Dr. Eva Oesterlen was awarded this year's Bavarian Cultural Prize for her doctoral thesis in the field of Developmental and Educational Psychology at the KU. This prize is awarded by Bayernwerk AG together with the Bavarian State Ministry of Science and the Arts. The prize is awarded to artists in Bavaria for their significant artistic work, as well as to graduates and doctoral candidates from Bavarian universities, universities of applied sciences and state art colleges. The Bavarian State Ministry of Science and the Arts also awards a special prize.

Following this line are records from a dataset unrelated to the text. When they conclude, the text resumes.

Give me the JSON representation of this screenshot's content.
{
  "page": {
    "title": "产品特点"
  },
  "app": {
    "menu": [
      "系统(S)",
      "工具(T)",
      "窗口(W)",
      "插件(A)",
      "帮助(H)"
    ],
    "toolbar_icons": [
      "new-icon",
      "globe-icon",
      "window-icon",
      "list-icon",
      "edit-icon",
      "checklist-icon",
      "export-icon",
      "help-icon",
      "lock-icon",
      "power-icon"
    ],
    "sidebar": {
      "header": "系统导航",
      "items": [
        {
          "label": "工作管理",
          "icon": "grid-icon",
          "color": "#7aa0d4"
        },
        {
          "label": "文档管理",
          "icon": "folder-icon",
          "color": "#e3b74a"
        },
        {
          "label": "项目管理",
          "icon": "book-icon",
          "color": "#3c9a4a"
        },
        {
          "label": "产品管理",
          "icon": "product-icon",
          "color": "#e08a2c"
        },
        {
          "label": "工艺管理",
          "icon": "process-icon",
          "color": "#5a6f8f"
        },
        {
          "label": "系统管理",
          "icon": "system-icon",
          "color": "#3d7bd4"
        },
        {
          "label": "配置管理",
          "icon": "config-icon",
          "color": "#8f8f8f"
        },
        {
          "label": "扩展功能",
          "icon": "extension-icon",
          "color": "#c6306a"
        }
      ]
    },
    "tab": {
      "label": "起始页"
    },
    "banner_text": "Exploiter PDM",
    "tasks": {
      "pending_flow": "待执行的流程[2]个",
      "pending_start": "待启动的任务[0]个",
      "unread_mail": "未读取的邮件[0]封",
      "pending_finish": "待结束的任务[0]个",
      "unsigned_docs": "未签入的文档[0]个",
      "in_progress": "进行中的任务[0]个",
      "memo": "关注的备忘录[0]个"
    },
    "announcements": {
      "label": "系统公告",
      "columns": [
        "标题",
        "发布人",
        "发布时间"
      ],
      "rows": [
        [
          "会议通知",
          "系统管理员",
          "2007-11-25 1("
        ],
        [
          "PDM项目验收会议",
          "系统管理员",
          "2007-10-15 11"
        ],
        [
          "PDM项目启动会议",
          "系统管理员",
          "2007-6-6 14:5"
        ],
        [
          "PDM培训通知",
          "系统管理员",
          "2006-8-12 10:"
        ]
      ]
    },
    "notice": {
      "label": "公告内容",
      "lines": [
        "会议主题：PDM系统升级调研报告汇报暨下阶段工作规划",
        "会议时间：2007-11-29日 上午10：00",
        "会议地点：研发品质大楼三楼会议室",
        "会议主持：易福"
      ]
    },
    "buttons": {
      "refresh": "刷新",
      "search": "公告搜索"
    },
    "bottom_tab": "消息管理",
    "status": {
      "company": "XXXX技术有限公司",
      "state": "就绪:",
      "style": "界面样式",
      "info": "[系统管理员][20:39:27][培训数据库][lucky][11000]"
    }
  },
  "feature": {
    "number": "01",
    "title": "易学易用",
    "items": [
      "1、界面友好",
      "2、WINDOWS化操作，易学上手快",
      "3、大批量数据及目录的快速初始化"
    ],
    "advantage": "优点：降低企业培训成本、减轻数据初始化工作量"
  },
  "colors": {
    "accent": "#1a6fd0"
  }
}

The prizewinning doctoral thesis compiled by Dr. Eva Oesterlen deals with a methodology for measuring working memory. Weaknesses in reading, writing and arithmetic or in learning in general are related to deficits in the working memory. This is the part of the human memory that is responsible for temporary storage and processing of information. The goal of Eva Oesterlen's thesis is to optimize the methodology for the assessment of working memory in children, adolescents and adults. Eva Oesterlen wrote her thesis in the subject of Developmental and Educational Psychology. She was supervised by Professor Katja Seitz-Stein. Until now, there has been no method for measuring working memory in the German-speaking world that can also be used in the group and that can thus be applied in an economical way. The doctor of psychology conceived such a procedure in the form of an application for tablet PCs. In the course of studies conducted with about 1400 children, adolescents and adults, she tested various aspects of the new method. In addition to the feasibility and validity of the application in different age groups, she conducted several experiments to investigate age-specific characteristics associated with the use of tablets and the associated changes in task requirements.

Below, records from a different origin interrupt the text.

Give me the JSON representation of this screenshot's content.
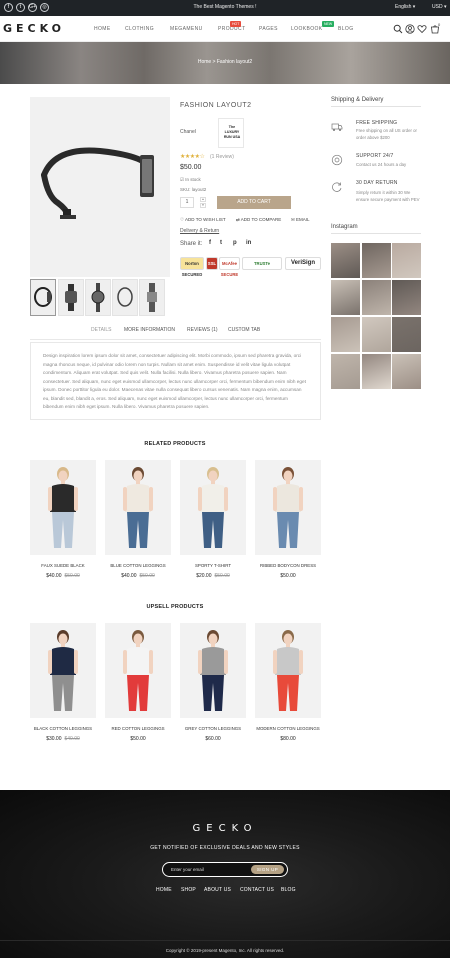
{
  "topbar": {
    "social": [
      "f",
      "t",
      "G+",
      "◎"
    ],
    "promo": "The Best Magento Themes !",
    "language": "English ▾",
    "currency": "USD ▾"
  },
  "header": {
    "logo": "GECKO",
    "nav": [
      "HOME",
      "CLOTHING",
      "MEGAMENU",
      "PRODUCT",
      "PAGES",
      "LOOKBOOK",
      "BLOG"
    ],
    "badges": {
      "product": "HOT",
      "lookbook": "NEW"
    },
    "cart_count": "0",
    "colors": {
      "hot": "#e74c3c",
      "new": "#27ae60"
    }
  },
  "hero": {
    "breadcrumb": "Home  >  Fashion layout2"
  },
  "product": {
    "title": "FASHION LAYOUT2",
    "brand_label": "Chanel",
    "brand_logo_text": "The LUXURY RUN USA",
    "rating": "★★★★☆",
    "review": "(1 Review)",
    "price": "$50.00",
    "stock": "☑ In stock",
    "sku": "SKU: layout2",
    "qty": "1",
    "add_to_cart": "ADD TO CART",
    "wishlist": "♡ ADD TO WISH LIST",
    "compare": "⇄ ADD TO COMPARE",
    "email": "✉ EMAIL",
    "delivery": "Delivery & Return",
    "share": "Share it:",
    "share_icons": [
      "f",
      "t",
      "p",
      "in"
    ],
    "trust_badges": [
      "Norton SECURED",
      "SSL",
      "McAfee SECURE",
      "TRUSTe",
      "VeriSign"
    ],
    "accent": "#b9a58b"
  },
  "sidebar": {
    "title": "Shipping & Delivery",
    "features": [
      {
        "title": "FREE SHIPPING",
        "desc": "Free shipping on all US order or order above $200"
      },
      {
        "title": "SUPPORT 24/7",
        "desc": "Contact us 24 hours a day"
      },
      {
        "title": "30 DAY RETURN",
        "desc": "Simply return it within 30 We ensure secure payment with PEV"
      }
    ],
    "instagram": "Instagram"
  },
  "tabs": [
    "DETAILS",
    "MORE INFORMATION",
    "REVIEWS (1)",
    "CUSTOM TAB"
  ],
  "description": "Design inspiration lorem ipsum dolor sit amet, consectetuer adipiscing elit. Morbi commodo, ipsum sed pharetra gravida, orci magna rhoncus neque, id pulvinar odio lorem non turpis. Nullam sit amet enim. Suspendisse id velit vitae ligula volutpat condimentum. Aliquam erat volutpat. Sed quis velit. Nulla facilisi. Nulla libero. Vivamus pharetra posuere sapien. Nam consectetuer. Sed aliquam, nunc eget euismod ullamcorper, lectus nunc ullamcorper orci, fermentum bibendum enim nibh eget ipsum. Donec porttitor ligula eu dolor. Maecenas vitae nulla consequat libero cursus venenatis. Nam magna enim, accumsan eu, blandit sed, blandit a, eros. Sed aliquam, nunc eget euismod ullamcorper, lectus nunc ullamcorper orci, fermentum bibendum enim nibh eget ipsum. Nulla libero. Vivamus pharetra posuere sapien.",
  "related": {
    "title": "RELATED PRODUCTS",
    "items": [
      {
        "name": "FAUX SUEDE BLACK",
        "price": "$40.00",
        "old": "$50.00"
      },
      {
        "name": "BLUE COTTON LEGGINGS",
        "price": "$40.00",
        "old": "$50.00"
      },
      {
        "name": "SPORTY T-SHIRT",
        "price": "$20.00",
        "old": "$50.00"
      },
      {
        "name": "RIBBED BODYCON DRESS",
        "price": "$50.00",
        "old": ""
      }
    ]
  },
  "upsell": {
    "title": "UPSELL PRODUCTS",
    "items": [
      {
        "name": "BLACK COTTON LEGGINGS",
        "price": "$30.00",
        "old": "$40.00"
      },
      {
        "name": "RED COTTON LEGGINGS",
        "price": "$50.00",
        "old": ""
      },
      {
        "name": "GREY COTTON LEGGINGS",
        "price": "$60.00",
        "old": ""
      },
      {
        "name": "MODERN COTTON LEGGINGS",
        "price": "$80.00",
        "old": ""
      }
    ]
  },
  "footer": {
    "logo": "GECKO",
    "notice": "GET NOTIFIED OF EXCLUSIVE DEALS AND NEW STYLES",
    "email_placeholder": "Enter your email",
    "signup": "SIGN UP",
    "links": [
      "HOME",
      "SHOP",
      "ABOUT US",
      "CONTACT US",
      "BLOG"
    ],
    "copyright": "Copyright © 2019-present Magento, Inc. All rights reserved."
  }
}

Among other things, these studies revealed that elementary school children achieve lower scores in the visuomotor response format of the tablet test than in the verbal response format of classical individual tests. Adults, on the other hand, show no differences in performance. In contrast, the examination situation as such, i.e., whether individuals or groups work together, makes no difference to the recorded working memory performance. The work of Eva Oesterlen has provided the German-speaking world with a comprehensive standardized working memory instrument that can be used flexibly and economically over a wide age range.

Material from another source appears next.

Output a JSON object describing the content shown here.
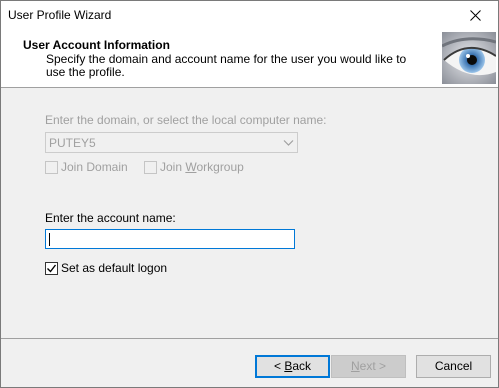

Further information on the Bavarian Cultural Prize can be found on the website of Bayernwerk.